Take a cell phone, as well as adequate supplies of bottled water, food, covers and medication, in case the vehicle breaks down.
To prevent carbon monoxide poisoning
- Clear snow away from the exhaust pipe before starting the vehicle.
- Never start the vehicle in the garage when the door is closed.
- Never leave the engine running in a garage or temporary shelter, even with the door open.
- Do not use the remote starter when your vehicle is in a garage or temporary shelter, or it is covered with snow.
If you are inside your vehicle and are stranded on the road,
- Remain alert to symptoms of hypothermia.
- Monitor any sign of drowsiness. Do a few exercises from time to time to maintain the circulation in your extremities.
- Turn on your hazard lights and the interior light, so that you are visible to rescue teams if it is dark out.
- Secure a piece of bright-coloured material to the antenna.
Take the following precautions as well
- Make sure that snow is not blocking the exhaust pipe.
- Partially open a window on the sheltered side of the vehicle before starting the engine.
- Run the engine for only 10 minutes or so every half hour.
- Remain in your vehicle, unless you are in danger.
- Use your vehicle emergency kit (French only) as needed.
- Use the vehicle battery sparingly by alternating the lights, heat and the radio.
If it is absolutely necessary to evacuate your home
Leave your home if you are in danger or at the request of the authorities. If you are unsure where to go, contact your municipality. For more details, consult the government’s Evacuate your home page.
Remove snow and ice from your roof
From ground level, use a roof rake fitted with a telescopic handle to remove snow from the roof.
Remove snow from your roof only when weather conditions and conditions underfoot are not a danger.
When removing snow from a temporary shelter, stay outside the shelter to avoid injury in the event that the structure collapses.

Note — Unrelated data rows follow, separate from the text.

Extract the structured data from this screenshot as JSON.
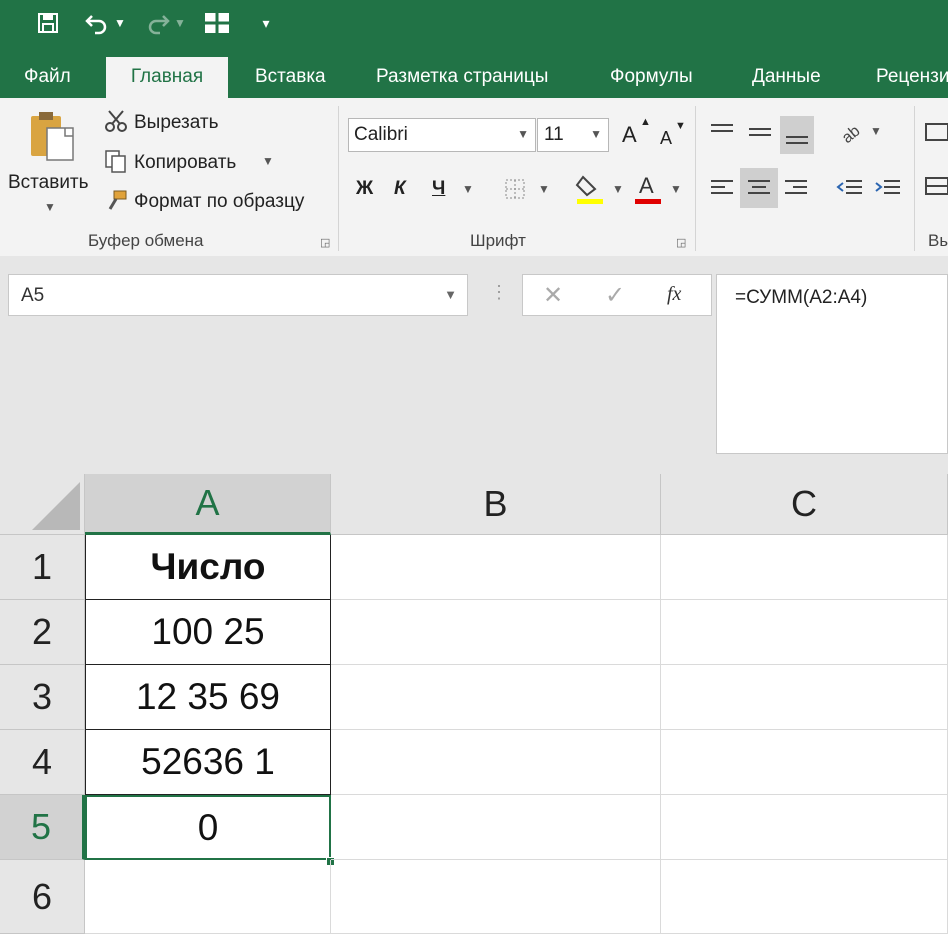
{
  "quick_access": {
    "save_icon": "save-icon",
    "undo_icon": "undo-icon",
    "redo_icon": "redo-icon",
    "form_icon": "form-icon",
    "customize_icon": "customize-icon"
  },
  "tabs": [
    {
      "label": "Файл"
    },
    {
      "label": "Главная"
    },
    {
      "label": "Вставка"
    },
    {
      "label": "Разметка страницы"
    },
    {
      "label": "Формулы"
    },
    {
      "label": "Данные"
    },
    {
      "label": "Рецензи"
    }
  ],
  "active_tab": "Главная",
  "clipboard": {
    "paste_label": "Вставить",
    "cut_label": "Вырезать",
    "copy_label": "Копировать",
    "format_painter_label": "Формат по образцу",
    "group_label": "Буфер обмена"
  },
  "font": {
    "font_name": "Calibri",
    "font_size": "11",
    "bold": "Ж",
    "italic": "К",
    "underline": "Ч",
    "font_color_letter": "A",
    "grow_letter": "A",
    "shrink_letter": "A",
    "group_label": "Шрифт",
    "fill_color": "#ffff00",
    "text_color": "#e00000"
  },
  "alignment": {
    "group_label_partial": "Вы"
  },
  "formula_bar": {
    "name_box": "A5",
    "fx_label": "fx",
    "formula": "=СУММ(A2:A4)"
  },
  "columns": [
    "A",
    "B",
    "C"
  ],
  "selected_column": "A",
  "rows": [
    {
      "number": "1",
      "a": "Число",
      "bold": true
    },
    {
      "number": "2",
      "a": "100 25"
    },
    {
      "number": "3",
      "a": "12 35 69"
    },
    {
      "number": "4",
      "a": "52636 1"
    },
    {
      "number": "5",
      "a": "0"
    },
    {
      "number": "6",
      "a": ""
    }
  ],
  "selected_row": "5",
  "colors": {
    "accent": "#217346",
    "ribbon_bg": "#f3f3f3"
  }
}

For more details, see the instructions and recommendations of the Régie du bâtiment du Québec.
Last update: November 30, 2022